[App and web page records]
....................

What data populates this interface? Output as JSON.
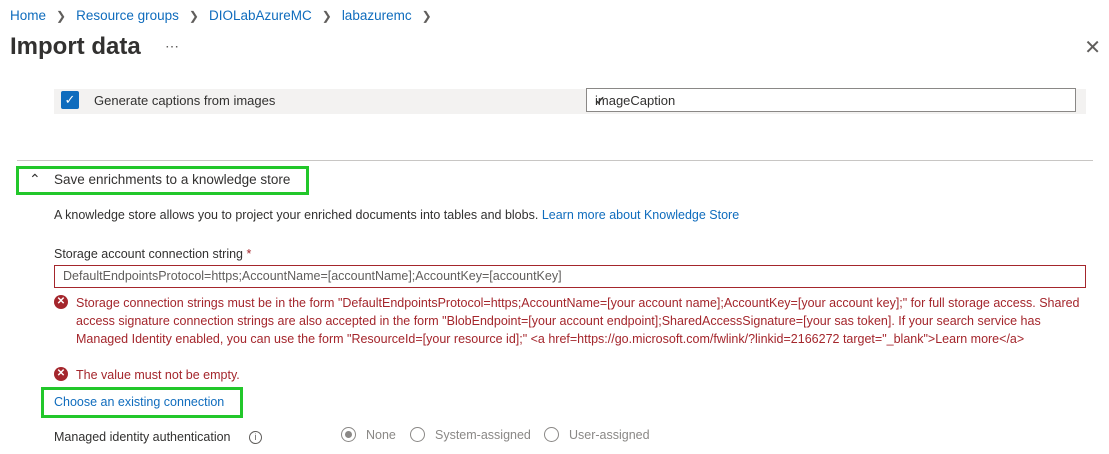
{
  "breadcrumb": {
    "items": [
      "Home",
      "Resource groups",
      "DIOLabAzureMC",
      "labazuremc"
    ],
    "separator": ">"
  },
  "header": {
    "title": "Import data",
    "more_icon": "ellipsis-icon",
    "close_icon": "close-icon"
  },
  "captions": {
    "checkbox_label": "Generate captions from images",
    "checked": true,
    "field_value": "imageCaption"
  },
  "knowledge_store": {
    "section_label": "Save enrichments to a knowledge store",
    "expanded": true,
    "description": "A knowledge store allows you to project your enriched documents into tables and blobs.",
    "learn_more": "Learn more about Knowledge Store",
    "conn_label": "Storage account connection string",
    "required_mark": "*",
    "conn_value": "DefaultEndpointsProtocol=https;AccountName=[accountName];AccountKey=[accountKey]",
    "error_format": "Storage connection strings must be in the form \"DefaultEndpointsProtocol=https;AccountName=[your account name];AccountKey=[your account key];\" for full storage access. Shared access signature connection strings are also accepted in the form \"BlobEndpoint=[your account endpoint];SharedAccessSignature=[your sas token]. If your search service has Managed Identity enabled, you can use the form \"ResourceId=[your resource id];\" <a href=https://go.microsoft.com/fwlink/?linkid=2166272 target=\"_blank\">Learn more</a>",
    "error_empty": "The value must not be empty.",
    "choose_link": "Choose an existing connection",
    "managed_identity_label": "Managed identity authentication",
    "identity_options": [
      "None",
      "System-assigned",
      "User-assigned"
    ],
    "identity_selected": "None"
  },
  "colors": {
    "accent": "#0f6cbd",
    "error": "#a4262c",
    "highlight": "#22c72a",
    "valid": "#57a300"
  }
}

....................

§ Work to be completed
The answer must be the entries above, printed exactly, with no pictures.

§ Exercise response
What data populates this interface? Output as JSON.
{
  "breadcrumb": {
    "items": [
      "Home",
      "Resource groups",
      "DIOLabAzureMC",
      "labazuremc"
    ],
    "separator": ">"
  },
  "header": {
    "title": "Import data",
    "more_icon": "ellipsis-icon",
    "close_icon": "close-icon"
  },
  "captions": {
    "checkbox_label": "Generate captions from images",
    "checked": true,
    "field_value": "imageCaption"
  },
  "knowledge_store": {
    "section_label": "Save enrichments to a knowledge store",
    "expanded": true,
    "description": "A knowledge store allows you to project your enriched documents into tables and blobs.",
    "learn_more": "Learn more about Knowledge Store",
    "conn_label": "Storage account connection string",
    "required_mark": "*",
    "conn_value": "DefaultEndpointsProtocol=https;AccountName=[accountName];AccountKey=[accountKey]",
    "error_format": "Storage connection strings must be in the form \"DefaultEndpointsProtocol=https;AccountName=[your account name];AccountKey=[your account key];\" for full storage access. Shared access signature connection strings are also accepted in the form \"BlobEndpoint=[your account endpoint];SharedAccessSignature=[your sas token]. If your search service has Managed Identity enabled, you can use the form \"ResourceId=[your resource id];\" <a href=https://go.microsoft.com/fwlink/?linkid=2166272 target=\"_blank\">Learn more</a>",
    "error_empty": "The value must not be empty.",
    "choose_link": "Choose an existing connection",
    "managed_identity_label": "Managed identity authentication",
    "identity_options": [
      "None",
      "System-assigned",
      "User-assigned"
    ],
    "identity_selected": "None"
  },
  "colors": {
    "accent": "#0f6cbd",
    "error": "#a4262c",
    "highlight": "#22c72a",
    "valid": "#57a300"
  }
}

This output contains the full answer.